WHAT YOU ARE ASKED TO DO: Please output the lines shown below exactly as they appear.

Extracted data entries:

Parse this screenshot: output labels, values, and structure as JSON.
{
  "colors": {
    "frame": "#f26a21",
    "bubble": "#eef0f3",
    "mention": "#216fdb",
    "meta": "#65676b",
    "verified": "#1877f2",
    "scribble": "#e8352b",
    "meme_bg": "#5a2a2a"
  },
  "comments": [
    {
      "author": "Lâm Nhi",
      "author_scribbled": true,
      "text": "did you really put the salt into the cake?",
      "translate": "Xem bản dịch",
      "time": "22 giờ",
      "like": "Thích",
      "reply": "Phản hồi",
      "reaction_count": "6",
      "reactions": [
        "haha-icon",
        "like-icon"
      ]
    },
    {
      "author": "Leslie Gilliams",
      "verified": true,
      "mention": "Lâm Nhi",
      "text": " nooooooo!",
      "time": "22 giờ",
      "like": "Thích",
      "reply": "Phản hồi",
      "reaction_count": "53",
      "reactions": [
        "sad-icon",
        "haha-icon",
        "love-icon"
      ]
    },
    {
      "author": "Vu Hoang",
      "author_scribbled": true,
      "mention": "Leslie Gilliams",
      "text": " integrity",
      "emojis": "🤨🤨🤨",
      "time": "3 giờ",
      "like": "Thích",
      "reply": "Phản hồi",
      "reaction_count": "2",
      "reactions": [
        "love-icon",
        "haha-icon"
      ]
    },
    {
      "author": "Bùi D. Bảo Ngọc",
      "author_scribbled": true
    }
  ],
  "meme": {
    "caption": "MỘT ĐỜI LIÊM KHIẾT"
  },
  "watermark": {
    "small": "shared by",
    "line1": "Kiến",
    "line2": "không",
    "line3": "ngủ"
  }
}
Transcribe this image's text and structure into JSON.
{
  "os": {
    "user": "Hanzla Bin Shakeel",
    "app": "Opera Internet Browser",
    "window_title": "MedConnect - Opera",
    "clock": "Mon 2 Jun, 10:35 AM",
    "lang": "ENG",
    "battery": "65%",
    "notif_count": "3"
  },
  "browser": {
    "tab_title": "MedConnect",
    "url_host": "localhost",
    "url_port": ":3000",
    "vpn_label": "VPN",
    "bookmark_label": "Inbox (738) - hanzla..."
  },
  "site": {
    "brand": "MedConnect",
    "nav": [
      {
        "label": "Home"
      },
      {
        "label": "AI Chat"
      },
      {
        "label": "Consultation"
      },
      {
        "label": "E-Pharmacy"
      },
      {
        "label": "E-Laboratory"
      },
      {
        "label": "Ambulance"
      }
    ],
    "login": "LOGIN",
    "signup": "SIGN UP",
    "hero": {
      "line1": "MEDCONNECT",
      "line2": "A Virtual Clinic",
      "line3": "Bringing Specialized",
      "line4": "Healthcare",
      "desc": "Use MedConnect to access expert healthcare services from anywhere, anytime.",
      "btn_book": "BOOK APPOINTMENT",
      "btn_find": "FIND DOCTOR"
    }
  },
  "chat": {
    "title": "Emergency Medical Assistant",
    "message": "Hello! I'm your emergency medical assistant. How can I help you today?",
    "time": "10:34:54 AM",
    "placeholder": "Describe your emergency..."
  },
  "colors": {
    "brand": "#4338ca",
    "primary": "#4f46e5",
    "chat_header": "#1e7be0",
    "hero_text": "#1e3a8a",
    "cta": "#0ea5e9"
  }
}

OUTPUT OF THE EXERCISE:
Parse this screenshot: output labels, values, and structure as JSON.
{
  "colors": {
    "frame": "#f26a21",
    "bubble": "#eef0f3",
    "mention": "#216fdb",
    "meta": "#65676b",
    "verified": "#1877f2",
    "scribble": "#e8352b",
    "meme_bg": "#5a2a2a"
  },
  "comments": [
    {
      "author": "Lâm Nhi",
      "author_scribbled": true,
      "text": "did you really put the salt into the cake?",
      "translate": "Xem bản dịch",
      "time": "22 giờ",
      "like": "Thích",
      "reply": "Phản hồi",
      "reaction_count": "6",
      "reactions": [
        "haha-icon",
        "like-icon"
      ]
    },
    {
      "author": "Leslie Gilliams",
      "verified": true,
      "mention": "Lâm Nhi",
      "text": " nooooooo!",
      "time": "22 giờ",
      "like": "Thích",
      "reply": "Phản hồi",
      "reaction_count": "53",
      "reactions": [
        "sad-icon",
        "haha-icon",
        "love-icon"
      ]
    },
    {
      "author": "Vu Hoang",
      "author_scribbled": true,
      "mention": "Leslie Gilliams",
      "text": " integrity",
      "emojis": "🤨🤨🤨",
      "time": "3 giờ",
      "like": "Thích",
      "reply": "Phản hồi",
      "reaction_count": "2",
      "reactions": [
        "love-icon",
        "haha-icon"
      ]
    },
    {
      "author": "Bùi D. Bảo Ngọc",
      "author_scribbled": true
    }
  ],
  "meme": {
    "caption": "MỘT ĐỜI LIÊM KHIẾT"
  },
  "watermark": {
    "small": "shared by",
    "line1": "Kiến",
    "line2": "không",
    "line3": "ngủ"
  }
}
Transcribe this image's text and structure into JSON.
{
  "os": {
    "user": "Hanzla Bin Shakeel",
    "app": "Opera Internet Browser",
    "window_title": "MedConnect - Opera",
    "clock": "Mon 2 Jun, 10:35 AM",
    "lang": "ENG",
    "battery": "65%",
    "notif_count": "3"
  },
  "browser": {
    "tab_title": "MedConnect",
    "url_host": "localhost",
    "url_port": ":3000",
    "vpn_label": "VPN",
    "bookmark_label": "Inbox (738) - hanzla..."
  },
  "site": {
    "brand": "MedConnect",
    "nav": [
      {
        "label": "Home"
      },
      {
        "label": "AI Chat"
      },
      {
        "label": "Consultation"
      },
      {
        "label": "E-Pharmacy"
      },
      {
        "label": "E-Laboratory"
      },
      {
        "label": "Ambulance"
      }
    ],
    "login": "LOGIN",
    "signup": "SIGN UP",
    "hero": {
      "line1": "MEDCONNECT",
      "line2": "A Virtual Clinic",
      "line3": "Bringing Specialized",
      "line4": "Healthcare",
      "desc": "Use MedConnect to access expert healthcare services from anywhere, anytime.",
      "btn_book": "BOOK APPOINTMENT",
      "btn_find": "FIND DOCTOR"
    }
  },
  "chat": {
    "title": "Emergency Medical Assistant",
    "message": "Hello! I'm your emergency medical assistant. How can I help you today?",
    "time": "10:34:54 AM",
    "placeholder": "Describe your emergency..."
  },
  "colors": {
    "brand": "#4338ca",
    "primary": "#4f46e5",
    "chat_header": "#1e7be0",
    "hero_text": "#1e3a8a",
    "cta": "#0ea5e9"
  }
}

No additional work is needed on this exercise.